After many years of using Apple computers exclusively, I decided to switch back to using a PC. This post outlines the struggles I went through in trying to set up my PC for game development, and my recommendations for anyone making the switch in the future.
WSL: A Great Idea, But Not Quite There Yet
The first thing I set up when I got my PC was Windows Subsystem for Linux (WSL). One of my major reasons for switching to Mac in the first place was that it was a Unix-Like system that contained bash. So I was super excited to set up Ubuntu and work with the command line on it.
Whenever I tried to do anything that affected the windows file system as opposed to the Ubuntu file system, it corrupted the files. Then the only way to fix those files was by running check disk.
Also, the Ubuntu for WSL doesn’t contain all the features of Ubuntu. So when I tried to install
docker, it was just a no go.
Lastly when I tried to use Git LFS, it would download files at a ridiculously slow rate. So slow in fact, it eventually froze and I had to restart Ubuntu.
Git Bash is Your Friend
After about two weeks I gave up on WSL and installed a lot of the programs I needed through Windows, including Git Bash.
Git Bash gave me the experience I was looking for with WSL: the ability to use git, java, maven, hugo, docker, and more using the command line. The only caveat was that for some of the programs I needed to add them to my System Path, but after dealing with WSL for weeks, I was willing to do anything.
Windows Line Endings vs. Unix Line Endings
It had been so long since I used a PC that I forgot that Windows line endings are different than Unix line endings. In case you’re unaware, Unix line endings are
lf while Windows Line Endings are
cr stands for carriage return). This became an issue due to the other members of the team still using Macs, so I had to add the following line to the
.gitattributes file in all our git repos:
This line tells git to convert all line endings to LF on checkout and stops you from having to deal with horrible merges. I also needed to update my git config with the following command:

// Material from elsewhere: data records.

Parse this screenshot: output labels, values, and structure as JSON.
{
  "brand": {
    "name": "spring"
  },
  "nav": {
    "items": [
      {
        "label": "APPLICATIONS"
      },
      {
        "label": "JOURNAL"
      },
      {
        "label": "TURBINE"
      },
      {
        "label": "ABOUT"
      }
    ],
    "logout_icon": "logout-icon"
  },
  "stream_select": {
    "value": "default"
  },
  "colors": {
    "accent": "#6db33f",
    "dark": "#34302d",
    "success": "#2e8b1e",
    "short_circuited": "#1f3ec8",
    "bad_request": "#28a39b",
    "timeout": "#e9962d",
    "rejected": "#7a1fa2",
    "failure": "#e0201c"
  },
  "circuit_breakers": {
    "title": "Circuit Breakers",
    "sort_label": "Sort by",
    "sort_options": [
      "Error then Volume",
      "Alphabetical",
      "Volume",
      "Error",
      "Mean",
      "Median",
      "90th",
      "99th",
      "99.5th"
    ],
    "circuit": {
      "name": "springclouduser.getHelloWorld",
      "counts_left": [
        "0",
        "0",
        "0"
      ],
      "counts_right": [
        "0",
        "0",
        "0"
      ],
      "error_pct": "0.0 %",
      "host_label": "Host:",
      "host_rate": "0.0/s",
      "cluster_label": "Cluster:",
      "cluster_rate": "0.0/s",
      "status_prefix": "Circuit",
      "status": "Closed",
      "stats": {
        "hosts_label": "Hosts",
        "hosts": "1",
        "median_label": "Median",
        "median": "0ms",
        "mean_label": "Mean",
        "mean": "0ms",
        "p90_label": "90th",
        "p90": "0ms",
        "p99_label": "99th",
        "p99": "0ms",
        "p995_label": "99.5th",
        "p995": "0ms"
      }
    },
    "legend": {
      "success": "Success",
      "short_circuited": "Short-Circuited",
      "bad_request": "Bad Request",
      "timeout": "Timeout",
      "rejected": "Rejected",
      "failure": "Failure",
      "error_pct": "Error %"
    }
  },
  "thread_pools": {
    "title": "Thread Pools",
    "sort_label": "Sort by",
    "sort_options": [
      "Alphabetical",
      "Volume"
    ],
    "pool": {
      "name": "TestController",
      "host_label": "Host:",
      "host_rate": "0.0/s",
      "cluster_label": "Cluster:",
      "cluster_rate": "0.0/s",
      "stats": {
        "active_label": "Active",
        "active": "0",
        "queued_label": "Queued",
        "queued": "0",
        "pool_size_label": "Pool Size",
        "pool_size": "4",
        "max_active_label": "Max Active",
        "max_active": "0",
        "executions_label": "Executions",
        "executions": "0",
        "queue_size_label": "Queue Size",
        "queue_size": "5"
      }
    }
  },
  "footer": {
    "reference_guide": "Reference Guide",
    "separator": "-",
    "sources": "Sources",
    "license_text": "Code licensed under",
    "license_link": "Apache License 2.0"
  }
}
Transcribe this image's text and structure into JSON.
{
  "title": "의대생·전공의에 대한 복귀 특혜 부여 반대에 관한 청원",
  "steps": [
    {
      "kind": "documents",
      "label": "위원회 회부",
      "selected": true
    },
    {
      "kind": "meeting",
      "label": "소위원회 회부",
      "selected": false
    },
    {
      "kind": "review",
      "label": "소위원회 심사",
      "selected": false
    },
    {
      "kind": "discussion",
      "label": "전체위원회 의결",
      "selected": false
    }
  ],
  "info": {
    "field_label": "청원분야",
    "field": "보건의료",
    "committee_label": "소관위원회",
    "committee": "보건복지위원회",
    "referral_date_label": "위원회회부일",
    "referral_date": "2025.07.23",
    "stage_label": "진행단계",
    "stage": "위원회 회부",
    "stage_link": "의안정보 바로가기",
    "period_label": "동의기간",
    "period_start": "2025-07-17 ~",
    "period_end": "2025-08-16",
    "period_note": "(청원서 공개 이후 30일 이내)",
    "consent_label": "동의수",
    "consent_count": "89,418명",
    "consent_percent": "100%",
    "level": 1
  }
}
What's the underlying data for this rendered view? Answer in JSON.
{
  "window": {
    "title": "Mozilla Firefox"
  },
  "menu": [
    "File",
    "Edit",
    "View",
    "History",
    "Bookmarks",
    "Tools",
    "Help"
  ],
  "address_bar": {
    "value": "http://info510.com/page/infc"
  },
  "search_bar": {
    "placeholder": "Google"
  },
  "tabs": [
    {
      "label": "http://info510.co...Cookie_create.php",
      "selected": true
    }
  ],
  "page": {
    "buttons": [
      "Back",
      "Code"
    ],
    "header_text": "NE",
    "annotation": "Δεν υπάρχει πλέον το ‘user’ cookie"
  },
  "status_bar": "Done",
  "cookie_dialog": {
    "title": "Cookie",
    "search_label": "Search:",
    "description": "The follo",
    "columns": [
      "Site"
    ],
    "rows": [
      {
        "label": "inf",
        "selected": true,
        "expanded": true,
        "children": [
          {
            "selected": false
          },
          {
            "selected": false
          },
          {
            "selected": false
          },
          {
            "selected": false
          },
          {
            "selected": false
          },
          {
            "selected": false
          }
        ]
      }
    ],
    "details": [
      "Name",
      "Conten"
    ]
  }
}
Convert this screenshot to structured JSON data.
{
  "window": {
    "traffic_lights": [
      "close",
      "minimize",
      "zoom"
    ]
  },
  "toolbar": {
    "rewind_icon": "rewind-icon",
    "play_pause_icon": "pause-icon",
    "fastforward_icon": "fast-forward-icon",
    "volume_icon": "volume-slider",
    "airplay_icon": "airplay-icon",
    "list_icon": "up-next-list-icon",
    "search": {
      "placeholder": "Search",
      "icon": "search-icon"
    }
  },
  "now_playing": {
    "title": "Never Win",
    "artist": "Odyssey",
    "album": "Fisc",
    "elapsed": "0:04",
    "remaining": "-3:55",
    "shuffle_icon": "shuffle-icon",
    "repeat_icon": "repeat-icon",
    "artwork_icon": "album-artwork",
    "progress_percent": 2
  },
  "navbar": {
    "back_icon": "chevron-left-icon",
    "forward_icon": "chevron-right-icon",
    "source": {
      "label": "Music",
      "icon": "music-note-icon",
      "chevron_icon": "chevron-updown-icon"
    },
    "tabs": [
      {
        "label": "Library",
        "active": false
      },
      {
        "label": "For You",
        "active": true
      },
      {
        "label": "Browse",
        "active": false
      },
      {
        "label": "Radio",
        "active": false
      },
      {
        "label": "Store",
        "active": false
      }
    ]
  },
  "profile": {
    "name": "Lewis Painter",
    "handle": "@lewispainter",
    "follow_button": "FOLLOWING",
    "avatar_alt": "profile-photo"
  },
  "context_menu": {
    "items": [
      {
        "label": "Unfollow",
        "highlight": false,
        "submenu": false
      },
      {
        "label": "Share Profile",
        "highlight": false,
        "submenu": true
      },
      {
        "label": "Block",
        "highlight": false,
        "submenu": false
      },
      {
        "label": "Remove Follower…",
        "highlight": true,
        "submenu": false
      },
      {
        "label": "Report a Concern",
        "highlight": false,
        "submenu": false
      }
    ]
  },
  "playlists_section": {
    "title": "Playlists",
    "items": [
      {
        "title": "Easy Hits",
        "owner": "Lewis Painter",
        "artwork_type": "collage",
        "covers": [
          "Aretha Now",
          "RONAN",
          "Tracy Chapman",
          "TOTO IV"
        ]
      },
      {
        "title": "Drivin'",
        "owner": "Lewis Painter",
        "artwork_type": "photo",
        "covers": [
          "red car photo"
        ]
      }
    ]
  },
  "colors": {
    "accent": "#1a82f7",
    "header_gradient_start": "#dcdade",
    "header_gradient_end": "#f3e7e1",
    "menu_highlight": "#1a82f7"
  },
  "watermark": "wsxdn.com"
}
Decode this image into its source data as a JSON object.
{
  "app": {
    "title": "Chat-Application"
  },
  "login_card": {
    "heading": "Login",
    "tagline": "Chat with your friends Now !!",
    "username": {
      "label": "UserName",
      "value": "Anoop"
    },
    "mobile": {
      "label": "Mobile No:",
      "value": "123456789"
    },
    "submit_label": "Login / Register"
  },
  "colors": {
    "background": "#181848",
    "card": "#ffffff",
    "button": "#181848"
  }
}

git config --global core.autocrlf true
After that everything ran smoothly and I haven’t had an issue with source control since. If you’re interested in reading more about how to deal with line endings, check out this article from Github.
We have a bunch of REST services we maintain at 56, and when I looked at our Maven pom files, I decided it was time to docker-ize everything. Our services run tests with DynamoDB Local, and to get it working on Mac is a pain, let alone trying to get it to work on Windows.
I had been planning on docker-izing our setup for a while since a lot of our services depend on each other (i.e. to test most of the services we needed one of the other ones running as well), so this was just the driving force behind it. After converting the services to docker, they run much more smoothly.
I’m Not Missing my Mac
After sorting out all those issues, I’ve been able to program quitely easily on my Windows computer. All the IDEs I was using are also available on Windows, as well as the other programs I use personally. While I’m not missing my Mac, I’m not overly in love with Windows either. I could be convinced to switch back.
Although I do rather like that I can now play Sonic Adventure 2 Battle on Steam whenever I want… :)